Learning from my lesson from Einstein, I packed as if I were going hiking: flapjacks, crunchy candies, Doritos, a bottle of water, and a candy bar. I had a cup of chai (thank you Southbank Beanie Greeny) beforehand and a tea for the first two intervals, but avoided alcoholic drinks. I also made sure to have preventative toilet trips before the lights went down – important, as it turned out, since we weren’t allowed re-entry for rather a long time. I also allowed myself a nap about 90 minutes in during a sequence I had seen in 9 1/2 millimeter earlier in the summer; while a little bit of the beginning seemed different, most of the content before the first interval was very close to what Kevin Brownlow had shown from his home movie set of reels and I had found the Corsica section kind of dull (despite the amazing camera work during the horse chase scene).

The upshot of this (aside from possibly irritating my neighbors and losing a beautiful pair of gloves in my mad race to the start line) is that I found this film highly enjoyable from end to end, and sat eagerly waiting the next bit when we came to the end of each interval. It’s got some serious problems with over heavy symbolism (oh, the eagle in the school scene! and all of the other scenes!) and a bad case of hero worship that rendered many scenes unintentionally comic, but MAN. Did I buy in to Napoleon as a leader able to come up with excellent strategy and incredible levels of leadership during some piss poor times in French history? Damned straight. Did I think he was a hero who led his country to the heights? Well, not so much. And did I find Josephine unexpectedly enchanting? Um, no. But this movie, I found it enchanting – partially as a work of propaganda (but an unfrightening one, unlike Leni Riefenstahl), partially as the focused work of an incredibly creative mind. OH the revolutionaries of France’s terror and their hurdy gurdy player and the pet bunny! OH the crazy, crazy Violine, with her own personal altar to Napoleon, dressed as a bride and praying and MAD! OH Napoleon’s ridiculous lack of a sense of humor! OH the shimmering silks and nudity and madness at the Victims’ Ball! And you know, I think I came out of it with a slightly better understanding of French history. So while it wasn’t perfect, there was… oh wait, I forgot … THE MOMENT WHERE THEY OPENED THE CURTAINS AND THE OTHER TWO PROJECTORS CAME ON AND THE SCREEN WAS SUDDENLY TRIPLED IN SIZE. Fuck you Stanley Kubric, fuck Lawrence of Arabia, here’s sixty musicians and a screen the width of a football field AND A FUCKING ARMY ON THE SCREEN. And all the way through it the orchestra SERIOUSLY heightened the experience.

Yeah baby.

And there was a moment when Napoleon said that he had a vision …. of a Europe where every one was free … of a Europe where there were no borders.
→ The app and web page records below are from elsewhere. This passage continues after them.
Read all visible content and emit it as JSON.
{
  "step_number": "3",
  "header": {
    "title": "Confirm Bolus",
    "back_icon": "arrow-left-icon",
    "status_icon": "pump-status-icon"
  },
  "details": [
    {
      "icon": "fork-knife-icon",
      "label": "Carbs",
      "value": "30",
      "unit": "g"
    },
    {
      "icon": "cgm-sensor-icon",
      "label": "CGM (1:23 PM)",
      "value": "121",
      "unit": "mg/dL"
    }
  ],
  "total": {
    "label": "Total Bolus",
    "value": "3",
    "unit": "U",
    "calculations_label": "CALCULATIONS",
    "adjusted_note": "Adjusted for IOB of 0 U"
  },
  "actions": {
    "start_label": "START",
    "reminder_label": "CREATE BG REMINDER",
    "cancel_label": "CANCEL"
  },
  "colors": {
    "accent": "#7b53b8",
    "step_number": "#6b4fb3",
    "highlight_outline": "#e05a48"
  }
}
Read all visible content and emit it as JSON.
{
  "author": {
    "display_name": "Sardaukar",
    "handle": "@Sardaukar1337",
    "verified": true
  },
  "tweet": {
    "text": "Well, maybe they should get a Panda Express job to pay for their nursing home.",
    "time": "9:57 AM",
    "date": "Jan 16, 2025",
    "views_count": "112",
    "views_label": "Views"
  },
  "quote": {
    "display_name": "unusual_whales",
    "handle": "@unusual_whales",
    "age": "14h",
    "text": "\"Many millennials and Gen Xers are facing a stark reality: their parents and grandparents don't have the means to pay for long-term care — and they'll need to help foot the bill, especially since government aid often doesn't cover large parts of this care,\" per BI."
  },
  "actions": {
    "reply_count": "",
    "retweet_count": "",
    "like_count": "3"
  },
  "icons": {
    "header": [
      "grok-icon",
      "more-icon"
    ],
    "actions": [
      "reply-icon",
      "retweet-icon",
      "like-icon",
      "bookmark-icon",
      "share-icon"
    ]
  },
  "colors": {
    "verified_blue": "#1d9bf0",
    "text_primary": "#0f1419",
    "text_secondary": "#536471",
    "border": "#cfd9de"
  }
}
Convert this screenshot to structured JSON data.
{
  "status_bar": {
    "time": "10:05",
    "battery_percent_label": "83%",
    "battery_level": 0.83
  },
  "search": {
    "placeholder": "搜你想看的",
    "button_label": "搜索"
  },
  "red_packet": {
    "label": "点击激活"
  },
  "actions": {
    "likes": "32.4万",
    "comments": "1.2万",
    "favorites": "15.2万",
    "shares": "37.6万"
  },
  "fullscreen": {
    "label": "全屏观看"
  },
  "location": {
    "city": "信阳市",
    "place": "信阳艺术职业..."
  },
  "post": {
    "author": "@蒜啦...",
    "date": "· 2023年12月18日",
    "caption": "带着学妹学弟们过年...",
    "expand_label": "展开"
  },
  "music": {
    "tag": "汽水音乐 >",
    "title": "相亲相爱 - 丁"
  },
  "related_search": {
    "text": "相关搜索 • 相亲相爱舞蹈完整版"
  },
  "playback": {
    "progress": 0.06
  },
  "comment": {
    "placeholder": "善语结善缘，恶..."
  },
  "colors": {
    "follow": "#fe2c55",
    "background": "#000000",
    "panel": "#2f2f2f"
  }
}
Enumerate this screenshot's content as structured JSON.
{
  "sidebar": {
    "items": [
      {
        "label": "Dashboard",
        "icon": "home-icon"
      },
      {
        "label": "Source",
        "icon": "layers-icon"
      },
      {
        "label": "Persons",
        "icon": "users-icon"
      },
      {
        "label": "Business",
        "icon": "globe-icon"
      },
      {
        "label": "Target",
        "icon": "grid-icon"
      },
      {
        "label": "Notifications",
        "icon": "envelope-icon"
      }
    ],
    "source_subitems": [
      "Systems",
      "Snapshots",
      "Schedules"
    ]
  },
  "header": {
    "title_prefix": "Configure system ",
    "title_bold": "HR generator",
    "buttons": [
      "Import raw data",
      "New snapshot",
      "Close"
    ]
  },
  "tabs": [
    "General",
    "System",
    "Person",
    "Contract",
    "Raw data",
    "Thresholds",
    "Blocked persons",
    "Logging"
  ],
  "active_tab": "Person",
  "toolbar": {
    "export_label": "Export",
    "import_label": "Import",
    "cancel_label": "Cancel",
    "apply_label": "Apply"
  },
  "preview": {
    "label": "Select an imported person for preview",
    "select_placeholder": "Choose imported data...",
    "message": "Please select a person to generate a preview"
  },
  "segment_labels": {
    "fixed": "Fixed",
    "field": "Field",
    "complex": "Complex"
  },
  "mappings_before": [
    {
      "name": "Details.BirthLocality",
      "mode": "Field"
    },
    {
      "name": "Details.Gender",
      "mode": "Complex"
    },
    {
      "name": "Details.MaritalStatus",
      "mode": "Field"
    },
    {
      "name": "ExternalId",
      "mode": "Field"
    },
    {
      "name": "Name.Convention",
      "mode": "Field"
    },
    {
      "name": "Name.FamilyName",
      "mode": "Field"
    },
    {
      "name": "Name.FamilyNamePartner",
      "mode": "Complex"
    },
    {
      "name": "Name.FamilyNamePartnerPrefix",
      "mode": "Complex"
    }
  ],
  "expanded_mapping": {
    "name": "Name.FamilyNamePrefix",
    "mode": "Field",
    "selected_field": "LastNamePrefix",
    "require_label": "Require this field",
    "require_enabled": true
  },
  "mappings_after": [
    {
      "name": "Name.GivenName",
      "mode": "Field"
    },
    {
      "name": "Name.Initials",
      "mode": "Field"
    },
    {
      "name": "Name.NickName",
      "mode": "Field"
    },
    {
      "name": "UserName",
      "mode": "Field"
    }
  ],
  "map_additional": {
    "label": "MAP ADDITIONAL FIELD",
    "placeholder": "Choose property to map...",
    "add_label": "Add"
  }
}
And the audience as one clapped and cheered. What an experience.

So three more days to catch Isango Ensemble, and Napoleon is apparently

Tags: , , , , , ,

One Response to “Isango Ensemble’s “A Man of Good Hope” (Young Vic) and Philharmonia Orchestra accompanying Abel Gance’s “Napoleon””

  1. garethjames Says:

    With you on this one too! http://garethjames.wordpress.com/2016/10/26/a-man-of-good-hope

Leave a Reply

Fill in your details below or click an icon to log in:

WordPress.com Logo

You are commenting using your WordPress.com account. Log Out / Change )

Twitter picture

You are commenting using your Twitter account. Log Out / Change )

Facebook photo

You are commenting using your Facebook account. Log Out / Change )

Google+ photo

You are commenting using your Google+ account. Log Out / Change )

Connecting to %s


%d bloggers like this: